Dataset rows for apps and sites
* * * * * * *

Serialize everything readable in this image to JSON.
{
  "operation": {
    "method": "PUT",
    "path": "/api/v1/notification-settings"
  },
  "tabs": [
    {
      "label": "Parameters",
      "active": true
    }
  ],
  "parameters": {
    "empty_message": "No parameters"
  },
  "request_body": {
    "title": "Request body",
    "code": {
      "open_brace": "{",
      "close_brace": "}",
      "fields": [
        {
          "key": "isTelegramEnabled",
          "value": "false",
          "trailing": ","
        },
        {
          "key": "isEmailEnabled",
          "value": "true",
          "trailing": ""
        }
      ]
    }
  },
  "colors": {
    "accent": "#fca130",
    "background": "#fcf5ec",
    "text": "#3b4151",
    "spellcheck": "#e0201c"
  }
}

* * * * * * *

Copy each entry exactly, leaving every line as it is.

#### Problem solution:
Serialize everything readable in this image to JSON.
{
  "operation": {
    "method": "PUT",
    "path": "/api/v1/notification-settings"
  },
  "tabs": [
    {
      "label": "Parameters",
      "active": true
    }
  ],
  "parameters": {
    "empty_message": "No parameters"
  },
  "request_body": {
    "title": "Request body",
    "code": {
      "open_brace": "{",
      "close_brace": "}",
      "fields": [
        {
          "key": "isTelegramEnabled",
          "value": "false",
          "trailing": ","
        },
        {
          "key": "isEmailEnabled",
          "value": "true",
          "trailing": ""
        }
      ]
    }
  },
  "colors": {
    "accent": "#fca130",
    "background": "#fcf5ec",
    "text": "#3b4151",
    "spellcheck": "#e0201c"
  }
}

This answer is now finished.